Twenty-seven years to the day after he incorporated the company he co-founded, Jeff Bezos has retired as CEO of Amazon, handing over the reins to Andy Jassy, head of the company’s cloud computing division.
Bezos told employees and shareholders his plans to step down back in February, naming Jassy his successor and announcing he would still have an active role with the company as executive chair, where he will keep focusing on his and the company’s many side initiatives, including space exploration, combating climate change and philanthropy.
“As executive chair I will stay engaged in important Amazon initiatives but also have the time and energy I need to focus on the Day 1 Fund, the Bezos Earth Fund, Blue Origin, The Washington Post and my other passions,” Bezos said at the time, noting that, “I’ve never had more energy, and this isn’t about retiring.”
The date was chosen because of the symbolism, as Bezos incorporated the company on July 5, 1994.
An electrical engineer and computer programmer by training, Bezos worked on Wall Street after his university days, including at one firm where he met his future wife, MacKenzie. The pair would marry in 1993.
The pair dreamed of starting an online business, although they were not sure what to sell at first.
Bezos quickly determined that an online bookstore would resonate with consumers, so he and MacKenzie set out on a road trip to Seattle — a city chosen for its abundance of tech talent and proximity to a large book distributor in Roseburg, Ore.
While MacKenzie drove, Bezos wrote up the business plan for what would become Amazon.com. Bezos convinced his parents and some friends to invest in the idea, and Amazon began operating out of the couple’s Seattle garage the next year.

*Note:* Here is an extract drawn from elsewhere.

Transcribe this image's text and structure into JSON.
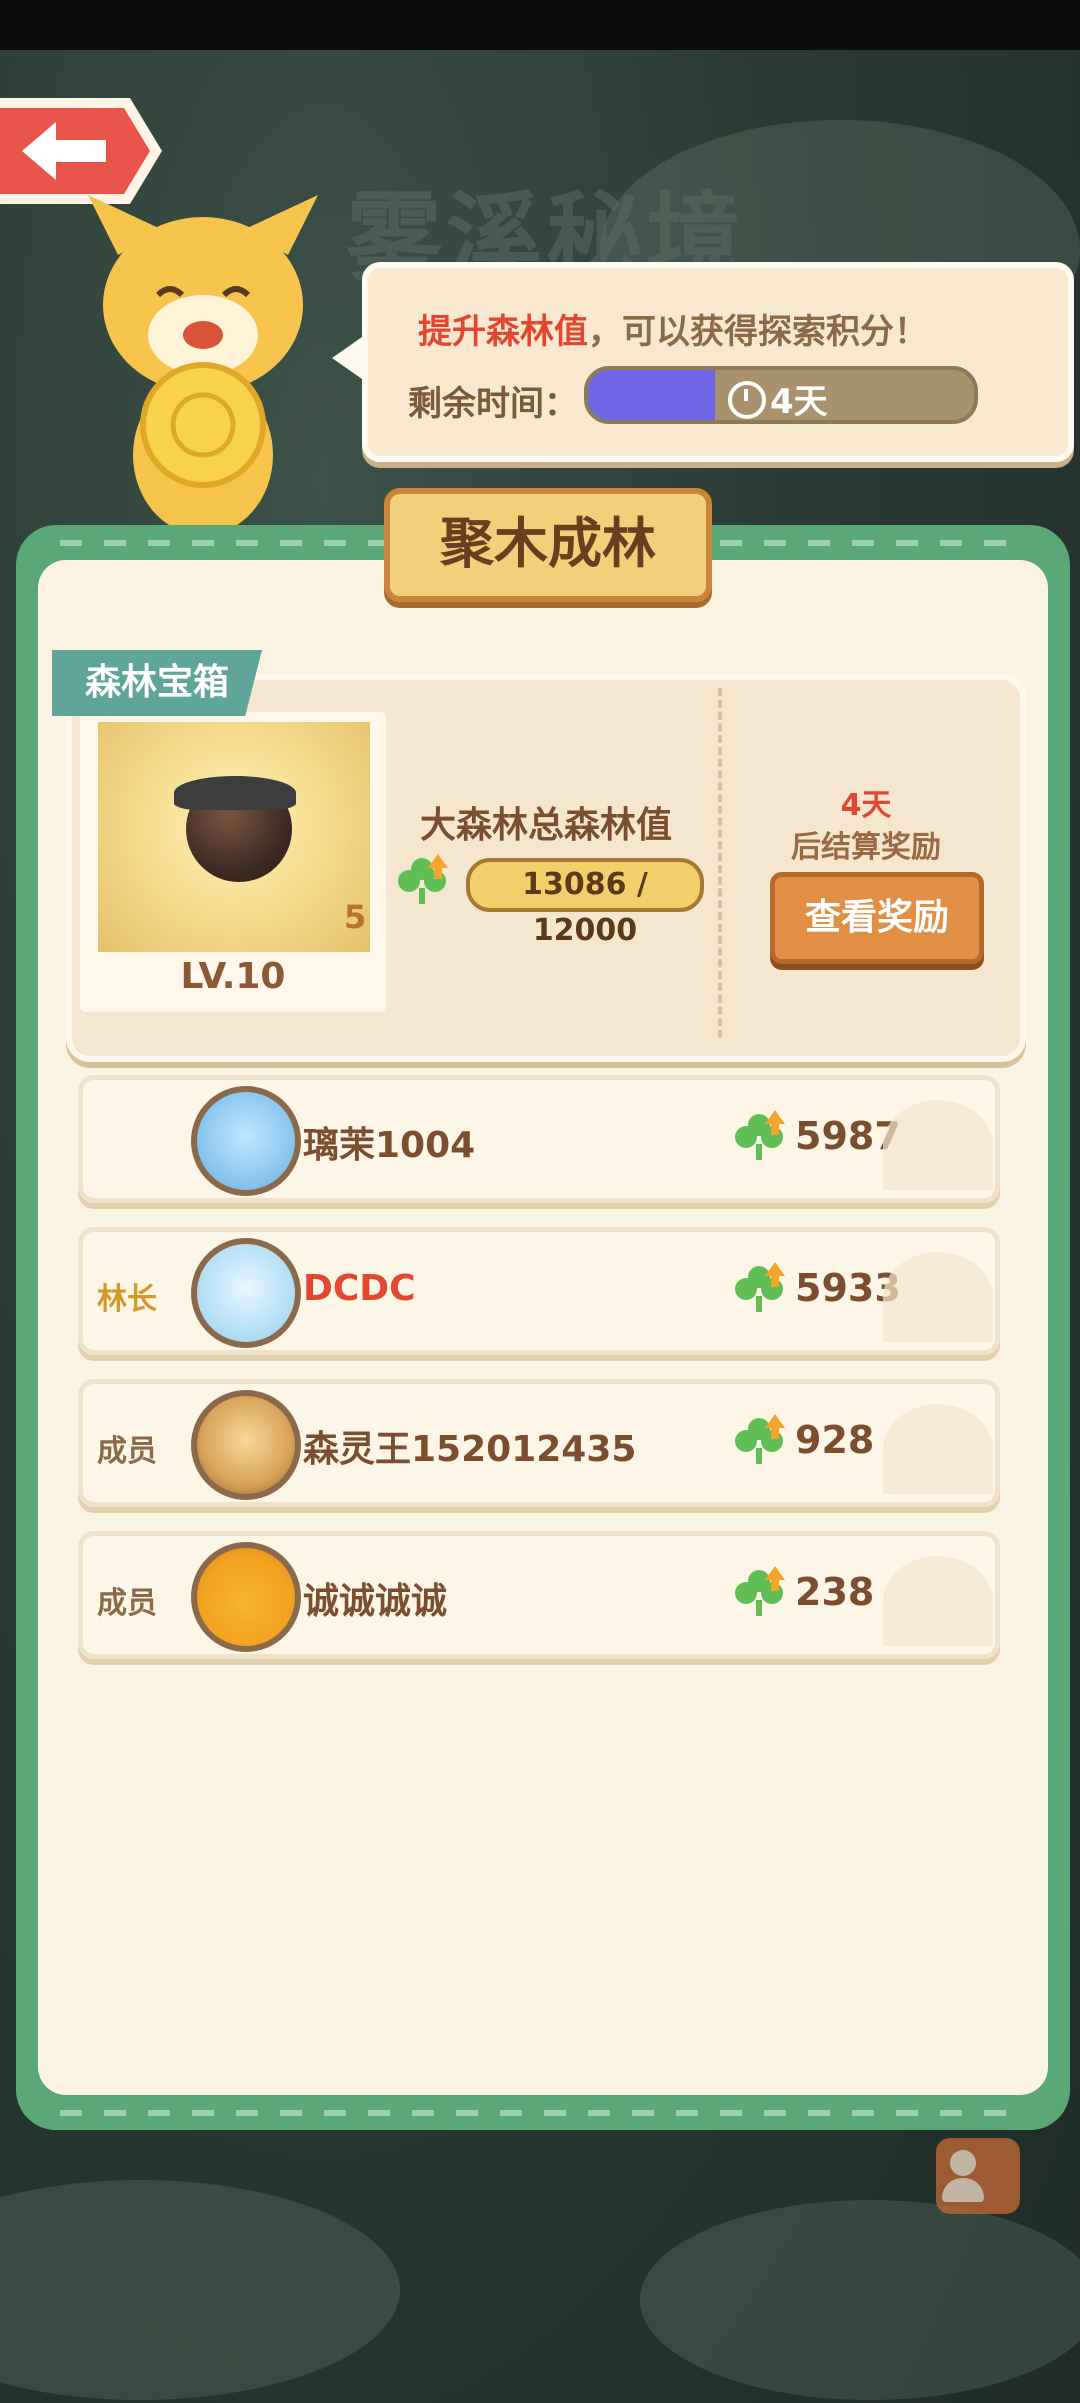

The company was unprofitable for several years, before expanding into e-commerce, server hosting and other initiatives. Today, Jassy takes over a company that is worth more than $1.7 trillion US, and took in almost $400 billion in revenue last year.